GP contract

He said there were now more beds in place and there was a review of the GP contract and “obviously it takes two to tango” but the Government was hopeful a new contract could be agreed.

But Mr Martin responded: “Taoiseach, you’ve been in government for seven years and it’s about time you took responsibility for your time in government.”

The Fianna Fáil leader said “for the record” he was minister for health between 2001 and 2004 and had increased bed capacity by1,600 extra beds up to 2005.

He cited Letterkenny University Hospital, which he said had had 45 people waiting on trolleys. He said the hospital had made a submission on how to resolve the issue but had yet to receive a response.

The Taoiseach said funding for Letterkenny hospital increased from €94 million to €133 million this year.

“We have to have a health service where that level of increase results in better outcomes,” he said.

Mr Varadkar then told Mr Martin he was not referring to his time as minister for health.
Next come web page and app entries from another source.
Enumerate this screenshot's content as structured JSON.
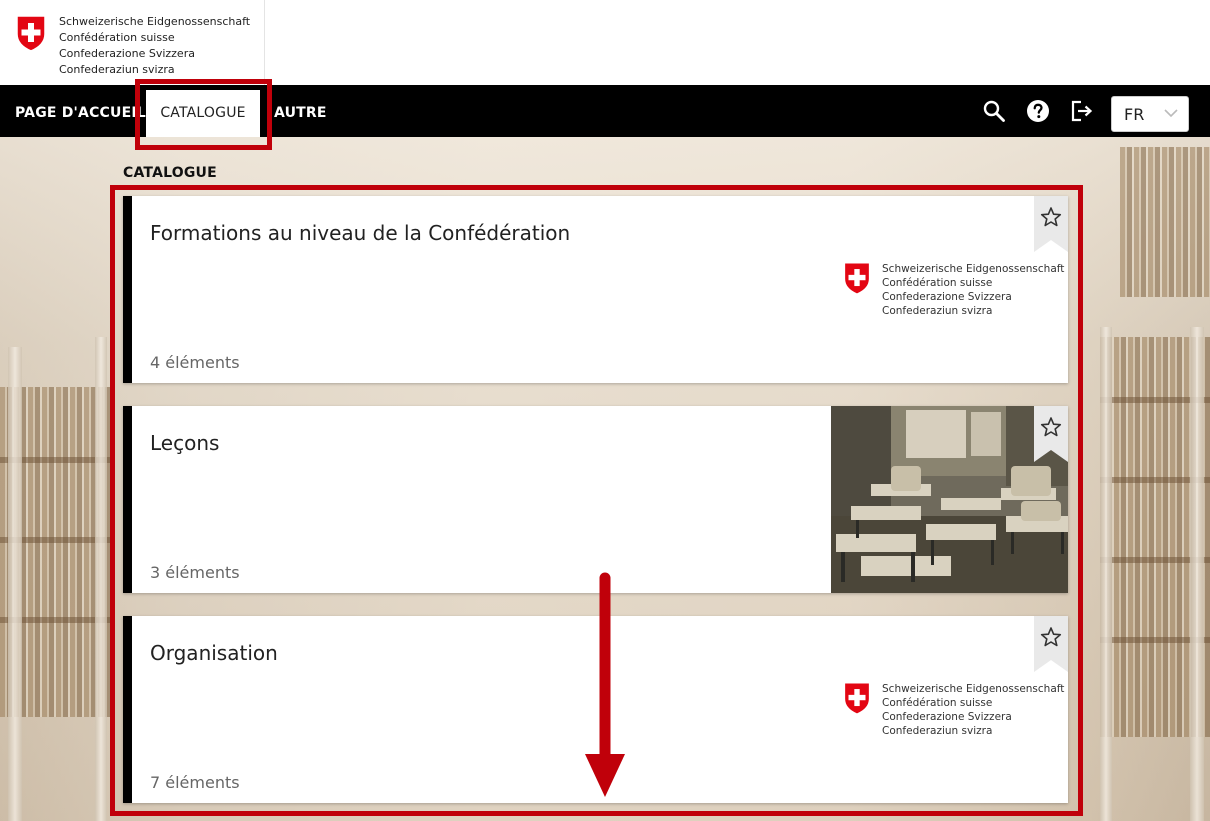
{
  "header": {
    "logo_lines": [
      "Schweizerische Eidgenossenschaft",
      "Confédération suisse",
      "Confederazione Svizzera",
      "Confederaziun svizra"
    ]
  },
  "nav": {
    "items": [
      {
        "label": "PAGE D'ACCUEIL"
      },
      {
        "label": "CATALOGUE"
      },
      {
        "label": "AUTRE"
      }
    ],
    "language": "FR",
    "icons": [
      "search-icon",
      "help-icon",
      "logout-icon",
      "chevron-down-icon"
    ]
  },
  "page": {
    "title": "CATALOGUE"
  },
  "cards": [
    {
      "title": "Formations au niveau de la Confédération",
      "count": "4 éléments",
      "media": "confederation-logo"
    },
    {
      "title": "Leçons",
      "count": "3 éléments",
      "media": "classroom-photo"
    },
    {
      "title": "Organisation",
      "count": "7 éléments",
      "media": "confederation-logo"
    }
  ],
  "colors": {
    "nav_bg": "#000000",
    "accent_red": "#c0000a",
    "swiss_red": "#e30613"
  }
}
He said it was important to look back at the history of the issue and he pointed out that in 2007 when Fianna Fail was in power a decision was taken to start reducing hospital bed staff. “That was a decision made during the boom.”

Mr Varadkar said as minister for health: “I took the decision in 2015 to reverse that and increase the number of beds”.

Labour leader Brendan Howlin said it was “a sad reflection that the sad news of 540 people on trolleys including 439 in emergency department is no longer shocking”.

He said it was shocking that 100,000 people spent a night on a trolley last year and he claimed the Government had almost perfected the “news cycle with many myths and proposed solutions”.

Mr Howlin said “it’s important not to talk down the health service. There is immense work being done in hospitals and the population was growing.”

The Taoiseach told him “I’m still shocked by the overcrowding we have in our hospitals and that it is taking so long to resolve.”

He also said estimate of 100,000 people spending a night on a trolley was based on counts taken at 8am and could include people who had spent just an hour on a trolley.